The problem, according to Auffrey, is that firms don’t like to look back on their projects and realize a multi-million-dollar building might not be functioning as intended; the perfectly designed plans may not be so perfect after all.
What it boils down to is this: Are spaces functioning as intended? If not, why not? In some instances, it may be a simple scheduling or logistical issue that can be easily rectified. But in other situations, it may turn out that the architect’s great vision for how a space should be used might not fit with the end users’ reality.
Gensler, for example, partnered with Steelcase to track how often Gensler employees were using conference rooms in the company’s Houston office. Sensors were placed within the conference rooms to record when a room was occupied. It is fairly rudimentary information, but the conclusions that can be drawn from it are anything but.
“Even at that level, it helps companies to understand whether the conference rooms are utilized as much as people claim they are,” says Dean Strombom, FAIA, LEED AP BD+C, Principal with Gensler. “We have seen a lot of research where end users will voice a concern that they can never find a conference room, only to find that typically there is a lot of open meeting space and it is really a scheduling issue more than anything else.”
On some occasions, however, a space simply may not be living up to its intended purpose. After all, life is filled with things that are good in theory but not in practice (discussing politics with family members, or anything that comes after saying, “Hold my beer”). Architecture is no different. But if architects move on to the next building as soon as the current one is built, they may propagate a flawed design approach for years.
“Unless we go back after the fact to see if spaces are being utilized, we run the risk of going on with the assumption that they are being used as designed and continue down the wrong path, only to find that what we thought was a great space that would be highly utilized, isn’t at all,” says Strombom.
Interpretation is Everything
Data is only useful insofar as it can be interpreted, and an incorrect interpretation can be just as nocent as no interpretation at all. “One thing to be very careful about is how you interpret the data’s message,” says Tang. A heat map may show what people are looking at most, but it is up to the designers to determine if they are drawn to that spot for good or bad reasons.

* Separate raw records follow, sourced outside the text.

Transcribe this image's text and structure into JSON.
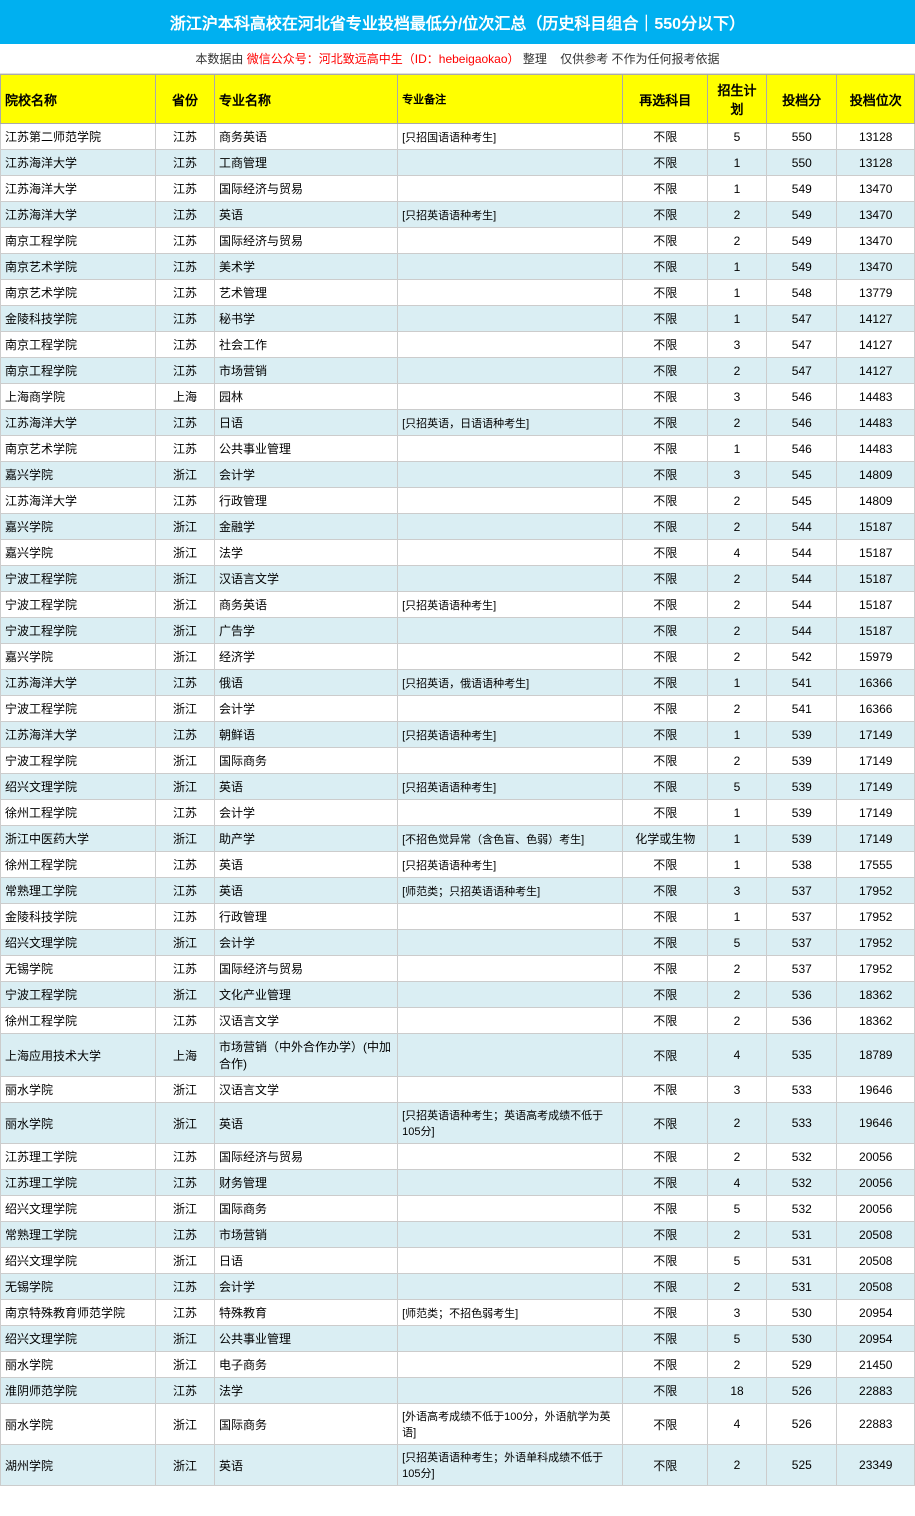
{
  "title": "浙江沪本科高校在河北省专业投档最低分/位次汇总（历史科目组合｜550分以下）",
  "subtitle": {
    "prefix": "本数据由",
    "link": "微信公众号：河北致远高中生（ID：hebeigaokao）",
    "suffix": "整理",
    "note": "仅供参考  不作为任何报考依据"
  },
  "headers": [
    "院校名称",
    "省份",
    "专业名称",
    "专业备注",
    "再选科目",
    "招生计划",
    "投档分",
    "投档位次"
  ],
  "rows": [
    [
      "江苏第二师范学院",
      "江苏",
      "商务英语",
      "[只招国语语种考生]",
      "不限",
      "5",
      "550",
      "13128"
    ],
    [
      "江苏海洋大学",
      "江苏",
      "工商管理",
      "",
      "不限",
      "1",
      "550",
      "13128"
    ],
    [
      "江苏海洋大学",
      "江苏",
      "国际经济与贸易",
      "",
      "不限",
      "1",
      "549",
      "13470"
    ],
    [
      "江苏海洋大学",
      "江苏",
      "英语",
      "[只招英语语种考生]",
      "不限",
      "2",
      "549",
      "13470"
    ],
    [
      "南京工程学院",
      "江苏",
      "国际经济与贸易",
      "",
      "不限",
      "2",
      "549",
      "13470"
    ],
    [
      "南京艺术学院",
      "江苏",
      "美术学",
      "",
      "不限",
      "1",
      "549",
      "13470"
    ],
    [
      "南京艺术学院",
      "江苏",
      "艺术管理",
      "",
      "不限",
      "1",
      "548",
      "13779"
    ],
    [
      "金陵科技学院",
      "江苏",
      "秘书学",
      "",
      "不限",
      "1",
      "547",
      "14127"
    ],
    [
      "南京工程学院",
      "江苏",
      "社会工作",
      "",
      "不限",
      "3",
      "547",
      "14127"
    ],
    [
      "南京工程学院",
      "江苏",
      "市场营销",
      "",
      "不限",
      "2",
      "547",
      "14127"
    ],
    [
      "上海商学院",
      "上海",
      "园林",
      "",
      "不限",
      "3",
      "546",
      "14483"
    ],
    [
      "江苏海洋大学",
      "江苏",
      "日语",
      "[只招英语，日语语种考生]",
      "不限",
      "2",
      "546",
      "14483"
    ],
    [
      "南京艺术学院",
      "江苏",
      "公共事业管理",
      "",
      "不限",
      "1",
      "546",
      "14483"
    ],
    [
      "嘉兴学院",
      "浙江",
      "会计学",
      "",
      "不限",
      "3",
      "545",
      "14809"
    ],
    [
      "江苏海洋大学",
      "江苏",
      "行政管理",
      "",
      "不限",
      "2",
      "545",
      "14809"
    ],
    [
      "嘉兴学院",
      "浙江",
      "金融学",
      "",
      "不限",
      "2",
      "544",
      "15187"
    ],
    [
      "嘉兴学院",
      "浙江",
      "法学",
      "",
      "不限",
      "4",
      "544",
      "15187"
    ],
    [
      "宁波工程学院",
      "浙江",
      "汉语言文学",
      "",
      "不限",
      "2",
      "544",
      "15187"
    ],
    [
      "宁波工程学院",
      "浙江",
      "商务英语",
      "[只招英语语种考生]",
      "不限",
      "2",
      "544",
      "15187"
    ],
    [
      "宁波工程学院",
      "浙江",
      "广告学",
      "",
      "不限",
      "2",
      "544",
      "15187"
    ],
    [
      "嘉兴学院",
      "浙江",
      "经济学",
      "",
      "不限",
      "2",
      "542",
      "15979"
    ],
    [
      "江苏海洋大学",
      "江苏",
      "俄语",
      "[只招英语，俄语语种考生]",
      "不限",
      "1",
      "541",
      "16366"
    ],
    [
      "宁波工程学院",
      "浙江",
      "会计学",
      "",
      "不限",
      "2",
      "541",
      "16366"
    ],
    [
      "江苏海洋大学",
      "江苏",
      "朝鲜语",
      "[只招英语语种考生]",
      "不限",
      "1",
      "539",
      "17149"
    ],
    [
      "宁波工程学院",
      "浙江",
      "国际商务",
      "",
      "不限",
      "2",
      "539",
      "17149"
    ],
    [
      "绍兴文理学院",
      "浙江",
      "英语",
      "[只招英语语种考生]",
      "不限",
      "5",
      "539",
      "17149"
    ],
    [
      "徐州工程学院",
      "江苏",
      "会计学",
      "",
      "不限",
      "1",
      "539",
      "17149"
    ],
    [
      "浙江中医药大学",
      "浙江",
      "助产学",
      "[不招色觉异常（含色盲、色弱）考生]",
      "化学或生物",
      "1",
      "539",
      "17149"
    ],
    [
      "徐州工程学院",
      "江苏",
      "英语",
      "[只招英语语种考生]",
      "不限",
      "1",
      "538",
      "17555"
    ],
    [
      "常熟理工学院",
      "江苏",
      "英语",
      "[师范类；只招英语语种考生]",
      "不限",
      "3",
      "537",
      "17952"
    ],
    [
      "金陵科技学院",
      "江苏",
      "行政管理",
      "",
      "不限",
      "1",
      "537",
      "17952"
    ],
    [
      "绍兴文理学院",
      "浙江",
      "会计学",
      "",
      "不限",
      "5",
      "537",
      "17952"
    ],
    [
      "无锡学院",
      "江苏",
      "国际经济与贸易",
      "",
      "不限",
      "2",
      "537",
      "17952"
    ],
    [
      "宁波工程学院",
      "浙江",
      "文化产业管理",
      "",
      "不限",
      "2",
      "536",
      "18362"
    ],
    [
      "徐州工程学院",
      "江苏",
      "汉语言文学",
      "",
      "不限",
      "2",
      "536",
      "18362"
    ],
    [
      "上海应用技术大学",
      "上海",
      "市场营销（中外合作办学）(中加合作)",
      "",
      "不限",
      "4",
      "535",
      "18789"
    ],
    [
      "丽水学院",
      "浙江",
      "汉语言文学",
      "",
      "不限",
      "3",
      "533",
      "19646"
    ],
    [
      "丽水学院",
      "浙江",
      "英语",
      "[只招英语语种考生；英语高考成绩不低于105分]",
      "不限",
      "2",
      "533",
      "19646"
    ],
    [
      "江苏理工学院",
      "江苏",
      "国际经济与贸易",
      "",
      "不限",
      "2",
      "532",
      "20056"
    ],
    [
      "江苏理工学院",
      "江苏",
      "财务管理",
      "",
      "不限",
      "4",
      "532",
      "20056"
    ],
    [
      "绍兴文理学院",
      "浙江",
      "国际商务",
      "",
      "不限",
      "5",
      "532",
      "20056"
    ],
    [
      "常熟理工学院",
      "江苏",
      "市场营销",
      "",
      "不限",
      "2",
      "531",
      "20508"
    ],
    [
      "绍兴文理学院",
      "浙江",
      "日语",
      "",
      "不限",
      "5",
      "531",
      "20508"
    ],
    [
      "无锡学院",
      "江苏",
      "会计学",
      "",
      "不限",
      "2",
      "531",
      "20508"
    ],
    [
      "南京特殊教育师范学院",
      "江苏",
      "特殊教育",
      "[师范类；不招色弱考生]",
      "不限",
      "3",
      "530",
      "20954"
    ],
    [
      "绍兴文理学院",
      "浙江",
      "公共事业管理",
      "",
      "不限",
      "5",
      "530",
      "20954"
    ],
    [
      "丽水学院",
      "浙江",
      "电子商务",
      "",
      "不限",
      "2",
      "529",
      "21450"
    ],
    [
      "淮阴师范学院",
      "江苏",
      "法学",
      "",
      "不限",
      "18",
      "526",
      "22883"
    ],
    [
      "丽水学院",
      "浙江",
      "国际商务",
      "[外语高考成绩不低于100分，外语航学为英语]",
      "不限",
      "4",
      "526",
      "22883"
    ],
    [
      "湖州学院",
      "浙江",
      "英语",
      "[只招英语语种考生；外语单科成绩不低于105分]",
      "不限",
      "2",
      "525",
      "23349"
    ]
  ]
}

There is an abundance of information that can be collected regarding how humans use a building, but the trick is to mine the data for new ways to increase employee productivity through design, according to Strombom. “There is a tendency to jump to conclusions based on some data that may or may not be accurate,” Strombom says.
One technique to get the most out of the data is to combine it with surveys of actual end users and then use the data in tandem with the survey responses to draw more accurate conclusions. But nothing is bulletproof and, unfortunately, it is a complex issue that is only growing more complex.
According to some of the tip-of-the-spear architects using biometrics and studying human behavior in relation to design, in order to simplify and solve this complex issue, more architects are going to need to shift some of their focus from the buildings they design, to the people they are designing them for.